By Liz Holbrook
MADISON, WI (WSAU) — A bill to help buy back two idled paper mills has passed one chamber of the Wisconsin legislature.
Tuesday evening the Wisconsin Assembly passed Bill 367, informally known as the Mill Bill, to fund a $50 million loan for the purchase of the idled Verso mill in Wisconsin Rapids and a $15 million loan for the mill in Park Falls. The money for the loans will come from both the state’s share of the American Rescue Plan Act (ARPA) funding and from the State of Wisconsin’s Board of Commissioners of Public Lands.
But after the state received a memo from the nonpartisan Legislative Fiscal Bureau, that the loans might not be allowed under ARPA, potentially jeopardizing the funding, Governor Evers convened a bipartisan coalition to add an amendment to the bill.

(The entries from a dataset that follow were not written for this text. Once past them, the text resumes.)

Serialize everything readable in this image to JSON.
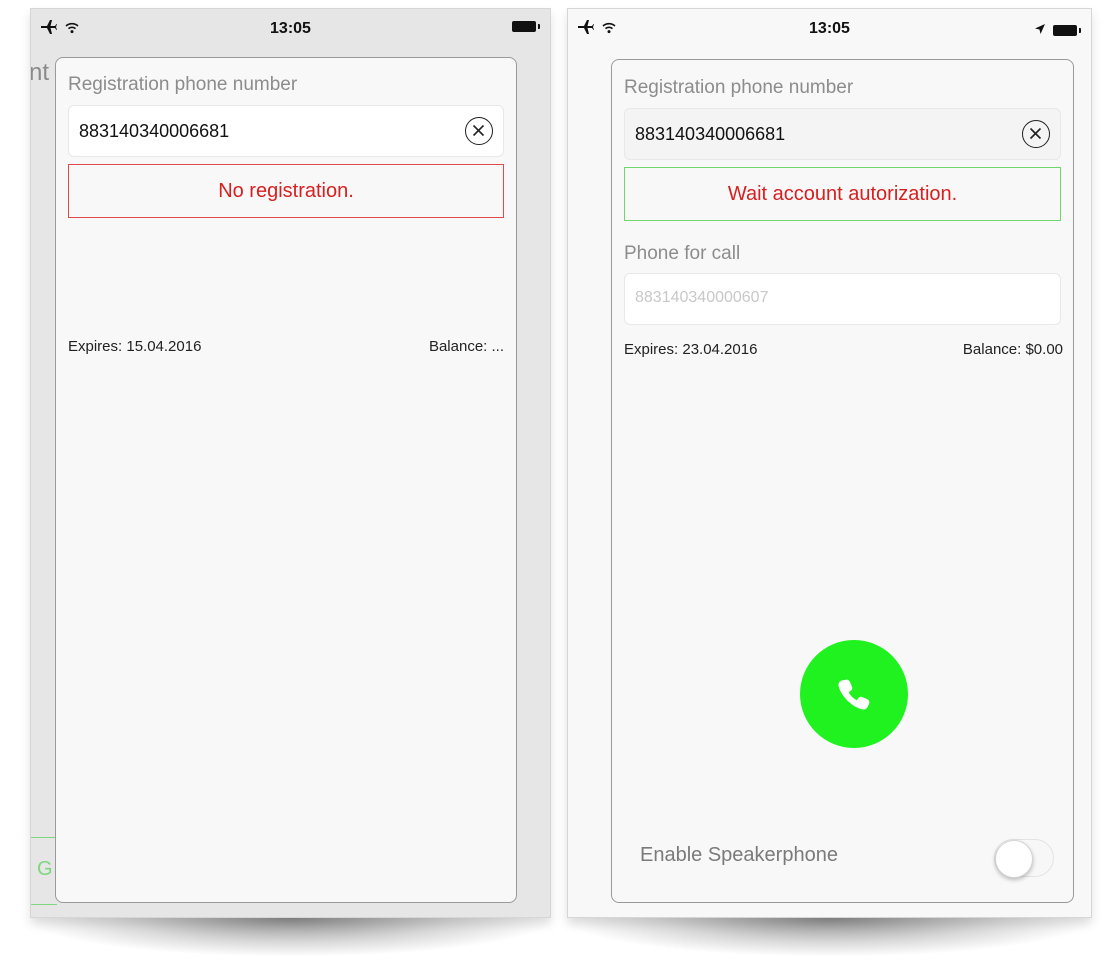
{
  "left": {
    "status_time": "13:05",
    "behind_title_fragment": "nt",
    "behind_button_fragment": "G",
    "registration_label": "Registration phone number",
    "registration_value": "883140340006681",
    "status_message": "No registration.",
    "expires": "Expires: 15.04.2016",
    "balance": "Balance: ..."
  },
  "right": {
    "status_time": "13:05",
    "registration_label": "Registration phone number",
    "registration_value": "883140340006681",
    "status_message": "Wait account autorization.",
    "phone_label": "Phone for call",
    "phone_placeholder": "883140340000607",
    "expires": "Expires: 23.04.2016",
    "balance": "Balance: $0.00",
    "speaker_label": "Enable Speakerphone",
    "speaker_enabled": false
  },
  "colors": {
    "error_text": "#d81f1f",
    "error_border": "#e14a4a",
    "ok_border": "#6ed86e",
    "call_button": "#1ff21f"
  }
}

Representatives included in the meeting on Monday were Scott Krug (R-Nekoosa), Katrina Shankland (D-Stevens Point), Beth Meyers (D-Bayfield), Minority Leader Janet Bewley (D-Mason), State Senator Patrick Testin (R-Stevens Point), Wisconsin Rapids Mayor Shane Blaser, Park Falls Mayor Michael Bablick, workers, and leaders from the Wisconsin Economic Development Corporation.
While the group put together a bipartisan amendment, it was not taken up by the full Assembly on Tuesday. The amendment would have allowed more flexibility for a party to be eligible for the loans by adding “or another eligible buyer” language in the bill, given WEDC discretion to make the loans forgivable, provide greater flexibility for the buyer’s needs, and allowing WEDC to issue below-market interest rates for the mill loans.
Governor Evers released a statement on the amendment not being adopted by the full Assembly. “We had a great meeting where we worked together to address parties’ concerns and find consensus on a solution to get resources to Verso and the Park Falls Paper Mills and help support local families, communities, and economies in Wisconsin, so it’s pretty disappointing that it seems like those words yesterday from Republican legislators rang hollow and our bipartisan amendment wasn’t adopted by the Assembly.”
“We can’t afford for anyone to play politics with our state’s economic recovery. We had a great opportunity to get things done, support our paper industry, and protect good jobs for families in our state—it’s unfortunate all of that lost out to partisan politics today.”
The version of the bill that did pass the Assembly passed with bipartisan support on a 63-35 vote. The bill now moves onto the Senate for further consideration. The Senate version of the bill was recommended for passage by the Senate Committee on Economic and Workforce Development earlier on Tuesday.